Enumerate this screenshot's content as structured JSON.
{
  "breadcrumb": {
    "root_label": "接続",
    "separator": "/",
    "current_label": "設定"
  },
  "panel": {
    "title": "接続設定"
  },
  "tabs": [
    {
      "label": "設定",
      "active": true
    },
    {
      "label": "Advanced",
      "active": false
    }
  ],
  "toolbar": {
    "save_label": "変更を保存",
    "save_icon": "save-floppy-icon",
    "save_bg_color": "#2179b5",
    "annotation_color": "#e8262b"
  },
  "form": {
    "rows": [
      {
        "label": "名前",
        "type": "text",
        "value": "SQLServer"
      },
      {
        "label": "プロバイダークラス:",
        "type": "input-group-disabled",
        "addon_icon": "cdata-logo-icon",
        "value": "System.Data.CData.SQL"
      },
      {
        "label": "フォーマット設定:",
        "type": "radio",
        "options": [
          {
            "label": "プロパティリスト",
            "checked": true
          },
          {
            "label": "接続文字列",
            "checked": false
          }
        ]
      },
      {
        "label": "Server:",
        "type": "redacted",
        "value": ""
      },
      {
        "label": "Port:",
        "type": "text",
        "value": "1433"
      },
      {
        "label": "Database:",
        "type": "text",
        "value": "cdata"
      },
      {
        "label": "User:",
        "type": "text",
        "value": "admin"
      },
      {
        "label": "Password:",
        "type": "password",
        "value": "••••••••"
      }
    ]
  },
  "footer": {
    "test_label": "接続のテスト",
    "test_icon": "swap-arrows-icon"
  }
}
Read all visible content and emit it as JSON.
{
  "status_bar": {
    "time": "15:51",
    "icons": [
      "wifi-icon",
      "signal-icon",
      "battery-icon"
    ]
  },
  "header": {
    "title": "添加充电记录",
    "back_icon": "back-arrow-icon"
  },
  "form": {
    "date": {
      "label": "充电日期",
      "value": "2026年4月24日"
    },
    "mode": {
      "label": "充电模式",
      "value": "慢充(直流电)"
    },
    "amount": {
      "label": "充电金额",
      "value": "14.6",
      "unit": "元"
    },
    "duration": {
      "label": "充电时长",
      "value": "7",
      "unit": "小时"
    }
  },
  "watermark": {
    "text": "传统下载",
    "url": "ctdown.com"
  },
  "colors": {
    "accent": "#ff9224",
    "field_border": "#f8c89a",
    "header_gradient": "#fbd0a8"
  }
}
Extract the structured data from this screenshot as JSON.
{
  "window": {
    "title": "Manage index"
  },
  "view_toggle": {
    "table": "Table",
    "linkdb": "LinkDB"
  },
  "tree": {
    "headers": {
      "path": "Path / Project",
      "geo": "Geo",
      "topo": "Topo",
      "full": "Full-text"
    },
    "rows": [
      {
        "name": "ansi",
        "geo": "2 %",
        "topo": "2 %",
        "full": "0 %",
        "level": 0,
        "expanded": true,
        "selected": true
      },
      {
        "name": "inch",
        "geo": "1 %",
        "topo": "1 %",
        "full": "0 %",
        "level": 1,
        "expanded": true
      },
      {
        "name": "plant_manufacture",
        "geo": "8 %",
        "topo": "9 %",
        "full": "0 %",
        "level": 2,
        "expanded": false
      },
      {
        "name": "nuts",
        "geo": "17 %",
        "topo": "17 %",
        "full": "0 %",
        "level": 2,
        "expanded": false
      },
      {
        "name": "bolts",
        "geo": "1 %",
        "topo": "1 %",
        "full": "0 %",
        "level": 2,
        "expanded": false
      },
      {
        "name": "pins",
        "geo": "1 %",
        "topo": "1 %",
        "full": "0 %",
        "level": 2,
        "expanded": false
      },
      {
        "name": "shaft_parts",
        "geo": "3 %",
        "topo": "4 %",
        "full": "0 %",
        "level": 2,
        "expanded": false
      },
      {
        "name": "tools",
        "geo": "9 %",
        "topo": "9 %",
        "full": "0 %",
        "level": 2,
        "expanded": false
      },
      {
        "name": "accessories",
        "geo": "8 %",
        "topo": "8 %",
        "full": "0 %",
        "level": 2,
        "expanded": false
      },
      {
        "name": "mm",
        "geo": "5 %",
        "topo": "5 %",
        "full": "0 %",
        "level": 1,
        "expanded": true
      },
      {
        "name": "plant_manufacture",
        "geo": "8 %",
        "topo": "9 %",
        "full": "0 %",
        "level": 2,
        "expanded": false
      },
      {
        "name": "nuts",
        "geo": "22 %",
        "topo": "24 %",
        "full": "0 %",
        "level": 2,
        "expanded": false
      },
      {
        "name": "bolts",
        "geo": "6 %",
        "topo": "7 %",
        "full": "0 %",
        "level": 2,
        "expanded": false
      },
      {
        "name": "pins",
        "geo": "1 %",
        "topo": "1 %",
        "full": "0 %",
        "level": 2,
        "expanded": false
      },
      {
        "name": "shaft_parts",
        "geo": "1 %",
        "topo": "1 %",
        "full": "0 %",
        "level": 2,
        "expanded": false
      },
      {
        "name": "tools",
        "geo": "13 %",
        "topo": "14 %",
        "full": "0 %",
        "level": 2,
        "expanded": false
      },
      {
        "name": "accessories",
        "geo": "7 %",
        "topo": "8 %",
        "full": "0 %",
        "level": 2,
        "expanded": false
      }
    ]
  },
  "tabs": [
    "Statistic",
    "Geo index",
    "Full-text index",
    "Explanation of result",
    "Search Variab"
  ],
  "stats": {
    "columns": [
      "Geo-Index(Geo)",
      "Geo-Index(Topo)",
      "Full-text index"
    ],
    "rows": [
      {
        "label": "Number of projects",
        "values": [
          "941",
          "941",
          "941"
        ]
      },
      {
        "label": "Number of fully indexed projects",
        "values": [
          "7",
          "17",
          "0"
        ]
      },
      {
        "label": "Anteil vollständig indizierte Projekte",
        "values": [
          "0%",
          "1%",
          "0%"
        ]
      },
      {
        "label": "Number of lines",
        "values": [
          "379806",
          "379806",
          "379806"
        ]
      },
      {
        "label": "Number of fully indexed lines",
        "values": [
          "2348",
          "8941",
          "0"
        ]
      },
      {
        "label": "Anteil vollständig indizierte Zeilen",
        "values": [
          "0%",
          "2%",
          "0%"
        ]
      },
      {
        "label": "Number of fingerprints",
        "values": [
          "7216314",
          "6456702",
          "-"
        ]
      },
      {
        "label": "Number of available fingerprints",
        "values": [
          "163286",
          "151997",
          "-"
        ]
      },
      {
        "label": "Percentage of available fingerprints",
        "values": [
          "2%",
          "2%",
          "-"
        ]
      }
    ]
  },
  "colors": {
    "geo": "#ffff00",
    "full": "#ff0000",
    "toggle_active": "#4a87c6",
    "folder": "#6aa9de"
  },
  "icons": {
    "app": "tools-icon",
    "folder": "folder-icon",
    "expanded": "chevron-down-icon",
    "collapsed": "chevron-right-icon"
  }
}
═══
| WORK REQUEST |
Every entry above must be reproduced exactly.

| EXERCISE RESPONSE |
Enumerate this screenshot's content as structured JSON.
{
  "breadcrumb": {
    "root_label": "接続",
    "separator": "/",
    "current_label": "設定"
  },
  "panel": {
    "title": "接続設定"
  },
  "tabs": [
    {
      "label": "設定",
      "active": true
    },
    {
      "label": "Advanced",
      "active": false
    }
  ],
  "toolbar": {
    "save_label": "変更を保存",
    "save_icon": "save-floppy-icon",
    "save_bg_color": "#2179b5",
    "annotation_color": "#e8262b"
  },
  "form": {
    "rows": [
      {
        "label": "名前",
        "type": "text",
        "value": "SQLServer"
      },
      {
        "label": "プロバイダークラス:",
        "type": "input-group-disabled",
        "addon_icon": "cdata-logo-icon",
        "value": "System.Data.CData.SQL"
      },
      {
        "label": "フォーマット設定:",
        "type": "radio",
        "options": [
          {
            "label": "プロパティリスト",
            "checked": true
          },
          {
            "label": "接続文字列",
            "checked": false
          }
        ]
      },
      {
        "label": "Server:",
        "type": "redacted",
        "value": ""
      },
      {
        "label": "Port:",
        "type": "text",
        "value": "1433"
      },
      {
        "label": "Database:",
        "type": "text",
        "value": "cdata"
      },
      {
        "label": "User:",
        "type": "text",
        "value": "admin"
      },
      {
        "label": "Password:",
        "type": "password",
        "value": "••••••••"
      }
    ]
  },
  "footer": {
    "test_label": "接続のテスト",
    "test_icon": "swap-arrows-icon"
  }
}
Read all visible content and emit it as JSON.
{
  "status_bar": {
    "time": "15:51",
    "icons": [
      "wifi-icon",
      "signal-icon",
      "battery-icon"
    ]
  },
  "header": {
    "title": "添加充电记录",
    "back_icon": "back-arrow-icon"
  },
  "form": {
    "date": {
      "label": "充电日期",
      "value": "2026年4月24日"
    },
    "mode": {
      "label": "充电模式",
      "value": "慢充(直流电)"
    },
    "amount": {
      "label": "充电金额",
      "value": "14.6",
      "unit": "元"
    },
    "duration": {
      "label": "充电时长",
      "value": "7",
      "unit": "小时"
    }
  },
  "watermark": {
    "text": "传统下载",
    "url": "ctdown.com"
  },
  "colors": {
    "accent": "#ff9224",
    "field_border": "#f8c89a",
    "header_gradient": "#fbd0a8"
  }
}
Extract the structured data from this screenshot as JSON.
{
  "window": {
    "title": "Manage index"
  },
  "view_toggle": {
    "table": "Table",
    "linkdb": "LinkDB"
  },
  "tree": {
    "headers": {
      "path": "Path / Project",
      "geo": "Geo",
      "topo": "Topo",
      "full": "Full-text"
    },
    "rows": [
      {
        "name": "ansi",
        "geo": "2 %",
        "topo": "2 %",
        "full": "0 %",
        "level": 0,
        "expanded": true,
        "selected": true
      },
      {
        "name": "inch",
        "geo": "1 %",
        "topo": "1 %",
        "full": "0 %",
        "level": 1,
        "expanded": true
      },
      {
        "name": "plant_manufacture",
        "geo": "8 %",
        "topo": "9 %",
        "full": "0 %",
        "level": 2,
        "expanded": false
      },
      {
        "name": "nuts",
        "geo": "17 %",
        "topo": "17 %",
        "full": "0 %",
        "level": 2,
        "expanded": false
      },
      {
        "name": "bolts",
        "geo": "1 %",
        "topo": "1 %",
        "full": "0 %",
        "level": 2,
        "expanded": false
      },
      {
        "name": "pins",
        "geo": "1 %",
        "topo": "1 %",
        "full": "0 %",
        "level": 2,
        "expanded": false
      },
      {
        "name": "shaft_parts",
        "geo": "3 %",
        "topo": "4 %",
        "full": "0 %",
        "level": 2,
        "expanded": false
      },
      {
        "name": "tools",
        "geo": "9 %",
        "topo": "9 %",
        "full": "0 %",
        "level": 2,
        "expanded": false
      },
      {
        "name": "accessories",
        "geo": "8 %",
        "topo": "8 %",
        "full": "0 %",
        "level": 2,
        "expanded": false
      },
      {
        "name": "mm",
        "geo": "5 %",
        "topo": "5 %",
        "full": "0 %",
        "level": 1,
        "expanded": true
      },
      {
        "name": "plant_manufacture",
        "geo": "8 %",
        "topo": "9 %",
        "full": "0 %",
        "level": 2,
        "expanded": false
      },
      {
        "name": "nuts",
        "geo": "22 %",
        "topo": "24 %",
        "full": "0 %",
        "level": 2,
        "expanded": false
      },
      {
        "name": "bolts",
        "geo": "6 %",
        "topo": "7 %",
        "full": "0 %",
        "level": 2,
        "expanded": false
      },
      {
        "name": "pins",
        "geo": "1 %",
        "topo": "1 %",
        "full": "0 %",
        "level": 2,
        "expanded": false
      },
      {
        "name": "shaft_parts",
        "geo": "1 %",
        "topo": "1 %",
        "full": "0 %",
        "level": 2,
        "expanded": false
      },
      {
        "name": "tools",
        "geo": "13 %",
        "topo": "14 %",
        "full": "0 %",
        "level": 2,
        "expanded": false
      },
      {
        "name": "accessories",
        "geo": "7 %",
        "topo": "8 %",
        "full": "0 %",
        "level": 2,
        "expanded": false
      }
    ]
  },
  "tabs": [
    "Statistic",
    "Geo index",
    "Full-text index",
    "Explanation of result",
    "Search Variab"
  ],
  "stats": {
    "columns": [
      "Geo-Index(Geo)",
      "Geo-Index(Topo)",
      "Full-text index"
    ],
    "rows": [
      {
        "label": "Number of projects",
        "values": [
          "941",
          "941",
          "941"
        ]
      },
      {
        "label": "Number of fully indexed projects",
        "values": [
          "7",
          "17",
          "0"
        ]
      },
      {
        "label": "Anteil vollständig indizierte Projekte",
        "values": [
          "0%",
          "1%",
          "0%"
        ]
      },
      {
        "label": "Number of lines",
        "values": [
          "379806",
          "379806",
          "379806"
        ]
      },
      {
        "label": "Number of fully indexed lines",
        "values": [
          "2348",
          "8941",
          "0"
        ]
      },
      {
        "label": "Anteil vollständig indizierte Zeilen",
        "values": [
          "0%",
          "2%",
          "0%"
        ]
      },
      {
        "label": "Number of fingerprints",
        "values": [
          "7216314",
          "6456702",
          "-"
        ]
      },
      {
        "label": "Number of available fingerprints",
        "values": [
          "163286",
          "151997",
          "-"
        ]
      },
      {
        "label": "Percentage of available fingerprints",
        "values": [
          "2%",
          "2%",
          "-"
        ]
      }
    ]
  },
  "colors": {
    "geo": "#ffff00",
    "full": "#ff0000",
    "toggle_active": "#4a87c6",
    "folder": "#6aa9de"
  },
  "icons": {
    "app": "tools-icon",
    "folder": "folder-icon",
    "expanded": "chevron-down-icon",
    "collapsed": "chevron-right-icon"
  }
}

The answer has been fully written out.